Can’t stand the heat

Servers pose two types of problems related their operation and energy use. They contribute to an enormous energy load and they also throw off a tremendous amount of heat. The heat generated at data centers can require cooling systems to keep the hardware from deteriorating. If your business houses its own servers, the cost to operate and cool the equipment fall directly upon you.

Balance the load

Moving to a cloud-computing arrangement helps reduce negative environmental consequences directly attributed to your company but it does not merely move the environmental effect elsewhere. Using cloud-computing services means sharing server capacity among a number of other subscribers. The efficiency and economy of scale mean that the amount of energy attributed to each user is much less than if every user had their own server.

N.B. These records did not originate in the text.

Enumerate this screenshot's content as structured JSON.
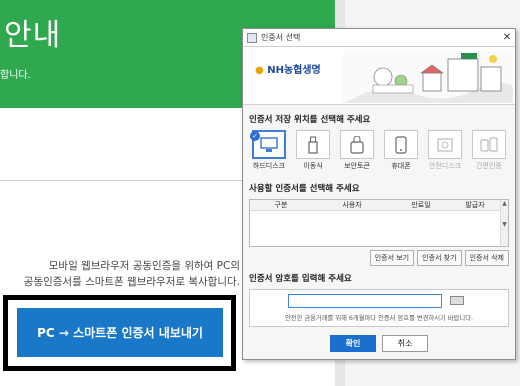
{
  "background": {
    "heading": "안내",
    "subtext": "합니다.",
    "mobile_text_line1": "모바일 웹브라우저 공동인증을 위하여 PC의",
    "mobile_text_line2": "공동인증서를 스마트폰 웹브라우저로 복사합니다.",
    "export_button": "PC → 스마트폰 인증서 내보내기",
    "colors": {
      "green": "#2fa84f",
      "button_blue": "#1a78c8"
    }
  },
  "dialog": {
    "title": "인증서 선택",
    "logo": "NH농협생명",
    "section_location": "인증서 저장 위치를 선택해 주세요",
    "devices": [
      {
        "label": "하드디스크",
        "icon": "monitor-icon",
        "selected": true,
        "disabled": false
      },
      {
        "label": "이동식",
        "icon": "usb-icon",
        "selected": false,
        "disabled": false
      },
      {
        "label": "보안토큰",
        "icon": "token-icon",
        "selected": false,
        "disabled": false
      },
      {
        "label": "휴대폰",
        "icon": "phone-icon",
        "selected": false,
        "disabled": false
      },
      {
        "label": "안전디스크",
        "icon": "safe-disk-icon",
        "selected": false,
        "disabled": true
      },
      {
        "label": "간편인증",
        "icon": "simple-auth-icon",
        "selected": false,
        "disabled": true
      }
    ],
    "section_cert": "사용할 인증서를 선택해 주세요",
    "table_headers": [
      "구분",
      "사용자",
      "만료일",
      "발급자"
    ],
    "cert_buttons": [
      "인증서 보기",
      "인증서 찾기",
      "인증서 삭제"
    ],
    "section_password": "인증서 암호를 입력해 주세요",
    "password_note": "안전한 금융거래를 위해 6개월마다 인증서 암호를 변경하시기 바랍니다.",
    "ok": "확인",
    "cancel": "취소"
  }
}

The mining and manufacture of materials used to construct a server also impact the environment. When accessed only by a limited number of computers, a server is often underused, meaning the damage to the environment caused by its very existence is doubly wasteful. When more businesses and individuals access storage and applications through the cloud, that server can perform closer to capacity and eliminate the need for duplication of hardware and other equipment.

Server location

The radiant heat issues of large data center servers can be addressed by specially designed and applied venting and cooling systems. Consolidating the server needs of a large number of computing consumers permits these cooling and venting strategies to cover the computing of many users, lowering the cost and the ill effects per customer.

Another clever and environmentally savvy way cloud servers can minimize cost and impact on the biosphere is by locating the cloud servers in an area where temperatures generally are lower. Locating these multi-use servers in an area where cooling is rarely or never needed because of the ambient temperature is a great idea, reducing the need for both heating and air conditioning.

Update to more efficient equipment

Make sure that the cloud server and your own hardware is the most energy-efficient available. Review your workstations, laptops, tablets and other electronics to make sure you are not negating the positive impact you are achieving with cloud servers by depending on the poorly performing equipment that requires excessive amounts of energy.

Take Advantage Of Working Remotely

Using cloud-based servers means your work and the work of your staff can in many cases be completed away from your main place of business. The flexibility of the cloud server allows your employees and management to minimize commuting, reducing the environmental impact of getting the work of your company completed.This is something that you can access remotely, or via the Internet through your web browser


 

Thanks for reading this post. For more tips on thriving with small business technology, check out the other blog posts at DWPia Blogs. I am also available at dwpia on LinkedIn, at dwpia on Facebook, and @dwpia on Twitter.

Cloud Computing Expert | Small Business Technology Consultant | IT Services Provider | 866.995.4488

Denis S Wilson

I am President and Principal Consultant for DWP Information Architects: specializing in managed IT support for smaller, fast-growth companies in Greater Los Angeles. And have created cost-effective IT solutions, including managed IT support systems, for small business for over 20 years, specializing in cybersecurity and regulatory compliance. I am also a published author and speaker, working extensively with organizations that include: the State of California, the Federal Bureau of Investigation (FBI), the Small Business Administration (SBA), SCORE, Women's Business Centers, and Small Business Development Centers. As well as providing small business technology education programs to business and professional associations.

Check out this blog: 

"Cyber Security Check List That Will Underscore Your Potential Business Risks"